  2. The new materials economy - consumption
    Consumer campaigns, if framed carefully, can help the public understand and support large structural changes, in addition to adjusting individual behavior.  Recycling, green products, energy conservation and alternatives to plastics are important opportunities for education about how the energy and materials economies function and how they can be transformed. Institution-focused initiatives can leverage change in consumption on larger scales. The Lowell Center works with mass organizations and consumer-oriented advocates to help them communicate messages about structural change.  We work with institutions and sectors to enable them to both anticipate and respond to consumer demand by shifting their policies and practices away from reliance on toxic chemicals.
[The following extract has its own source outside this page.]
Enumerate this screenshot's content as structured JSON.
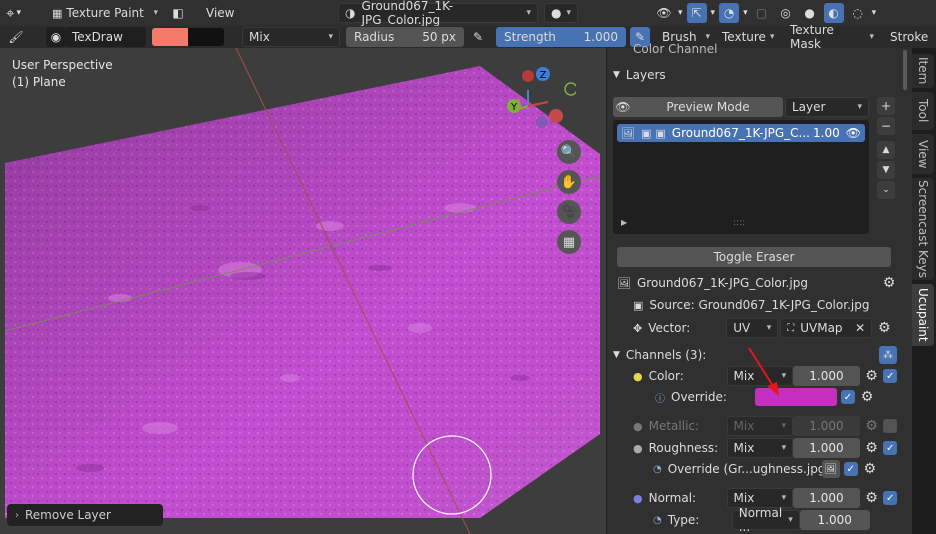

  3. Cancer prevention
    Cancer is one of the most traumatic and costly outputs of the carbon-based economy. There is both need and opportunity for helping all sectors of society recognize the connection between carbon fuels and health, and the health benefits of decarbonization. As a public university with a long history in community education and economic development, and strong relationships with health scientists, practitioners and policy advocates, we are in a strong position to design and deliver education targeted at many sectors of society ranging from cancer research and advocacy organizations to medically-underserved and polluted neighborhoods to high-tech startups. Over the last four years, the Lowell Center’s own research and our deep investment in the Cancer Free Economy Network have begun to demonstrate the potential for integrating environmental carcinogen reduction—and the decarbonization of the economy--into cancer prevention research, policy and practice, and into initiatives focused on climate change.